__PROBLEM STATEMENT__
A single number is expected: the count of lines below where the word "value" occurs.

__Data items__
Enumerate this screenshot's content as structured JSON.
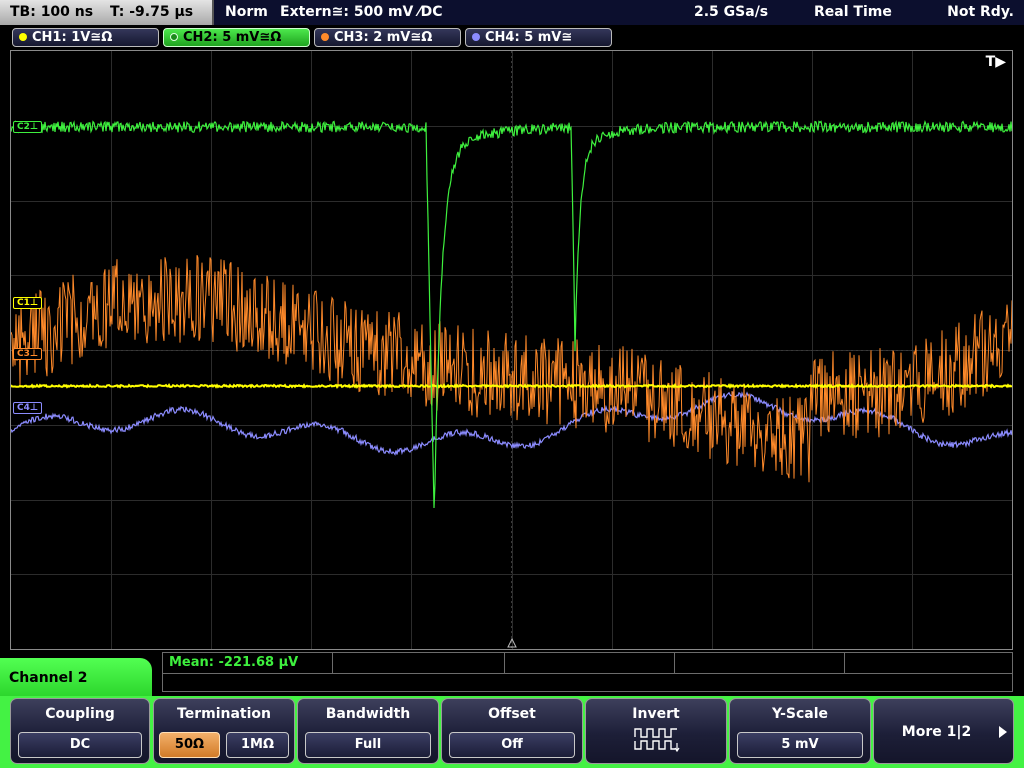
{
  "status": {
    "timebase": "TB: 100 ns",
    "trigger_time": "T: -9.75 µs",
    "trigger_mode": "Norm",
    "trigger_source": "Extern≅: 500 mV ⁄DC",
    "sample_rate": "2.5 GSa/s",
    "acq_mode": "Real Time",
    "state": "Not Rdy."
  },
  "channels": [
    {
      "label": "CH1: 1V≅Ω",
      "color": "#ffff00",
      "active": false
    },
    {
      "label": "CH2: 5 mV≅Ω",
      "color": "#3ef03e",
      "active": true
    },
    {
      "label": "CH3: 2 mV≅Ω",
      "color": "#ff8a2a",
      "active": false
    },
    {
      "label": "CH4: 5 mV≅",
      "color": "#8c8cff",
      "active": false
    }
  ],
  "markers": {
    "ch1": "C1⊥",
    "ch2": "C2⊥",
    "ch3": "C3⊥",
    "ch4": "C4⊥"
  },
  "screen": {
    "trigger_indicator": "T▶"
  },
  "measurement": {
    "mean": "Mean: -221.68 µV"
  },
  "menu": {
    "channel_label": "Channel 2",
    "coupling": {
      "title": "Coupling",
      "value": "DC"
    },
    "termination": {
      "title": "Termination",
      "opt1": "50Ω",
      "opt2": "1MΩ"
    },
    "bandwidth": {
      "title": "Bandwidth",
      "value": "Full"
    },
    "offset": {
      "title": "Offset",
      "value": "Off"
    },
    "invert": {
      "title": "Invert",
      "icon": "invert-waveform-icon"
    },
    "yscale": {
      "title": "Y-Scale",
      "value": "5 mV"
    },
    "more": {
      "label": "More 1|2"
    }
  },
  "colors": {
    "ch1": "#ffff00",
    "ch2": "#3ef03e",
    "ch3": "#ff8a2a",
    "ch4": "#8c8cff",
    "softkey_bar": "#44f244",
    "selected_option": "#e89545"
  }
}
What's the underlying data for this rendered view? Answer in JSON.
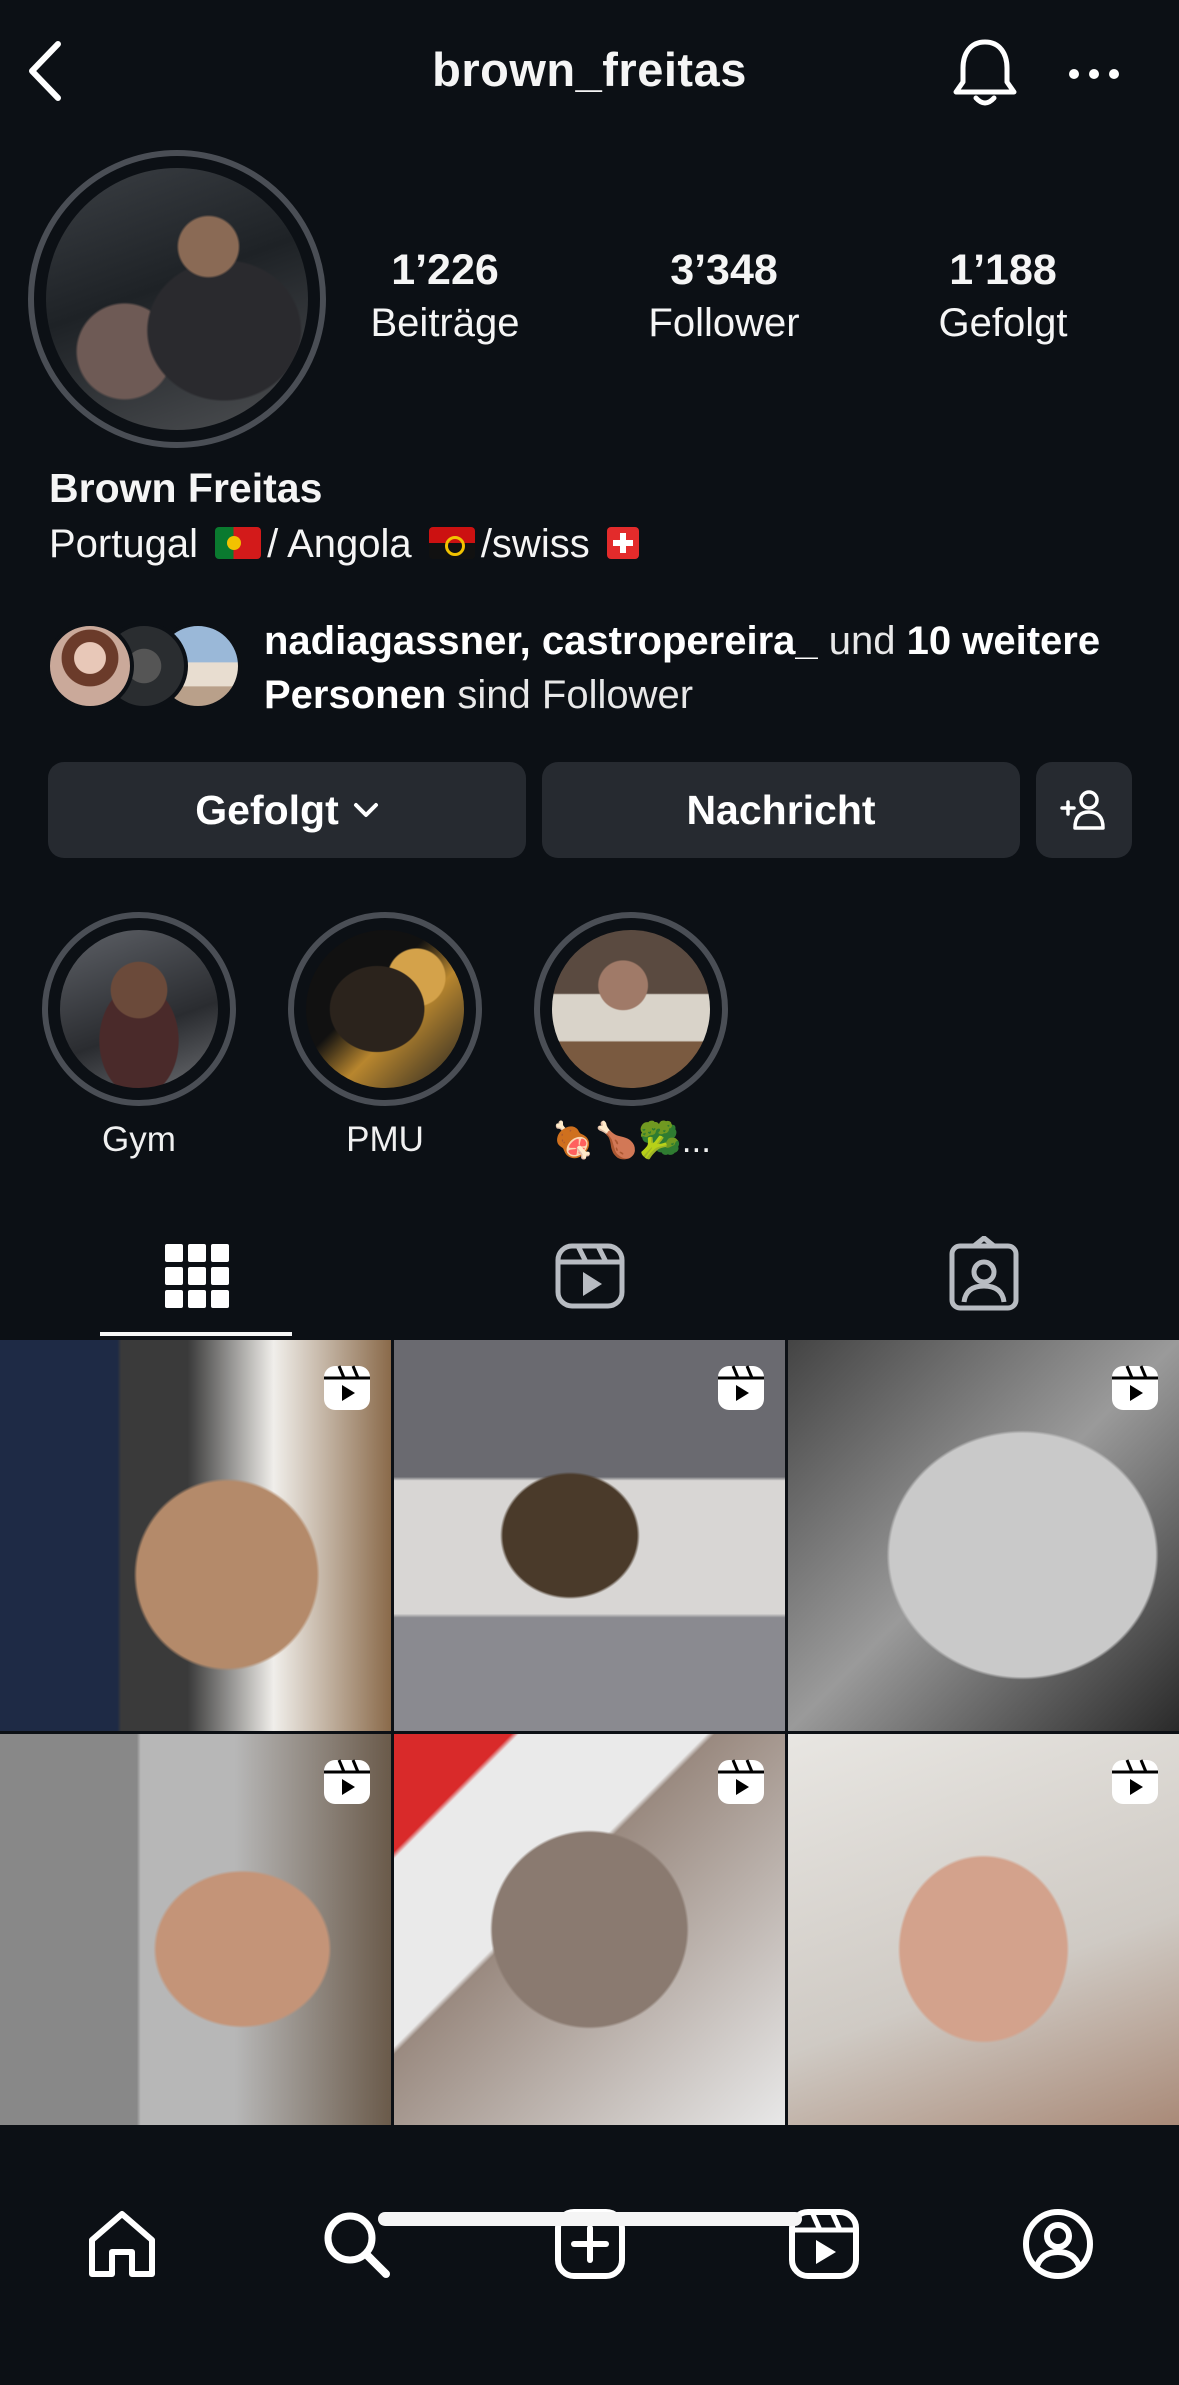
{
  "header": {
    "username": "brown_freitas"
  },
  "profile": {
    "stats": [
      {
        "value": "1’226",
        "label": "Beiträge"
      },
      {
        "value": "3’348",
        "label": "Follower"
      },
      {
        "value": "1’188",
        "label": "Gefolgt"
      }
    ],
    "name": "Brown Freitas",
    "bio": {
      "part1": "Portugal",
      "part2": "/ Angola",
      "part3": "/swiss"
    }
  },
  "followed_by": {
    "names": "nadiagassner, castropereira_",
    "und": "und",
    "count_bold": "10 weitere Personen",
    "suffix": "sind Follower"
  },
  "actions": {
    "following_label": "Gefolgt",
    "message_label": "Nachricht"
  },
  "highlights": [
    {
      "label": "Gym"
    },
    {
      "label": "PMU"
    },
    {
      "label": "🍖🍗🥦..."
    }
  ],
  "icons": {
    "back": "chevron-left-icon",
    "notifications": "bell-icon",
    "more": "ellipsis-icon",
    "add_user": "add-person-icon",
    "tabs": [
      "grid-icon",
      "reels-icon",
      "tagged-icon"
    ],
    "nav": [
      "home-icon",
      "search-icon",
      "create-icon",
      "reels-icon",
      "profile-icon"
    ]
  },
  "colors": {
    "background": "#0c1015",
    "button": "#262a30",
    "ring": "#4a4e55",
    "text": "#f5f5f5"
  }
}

__YOUR RESPONSE__
7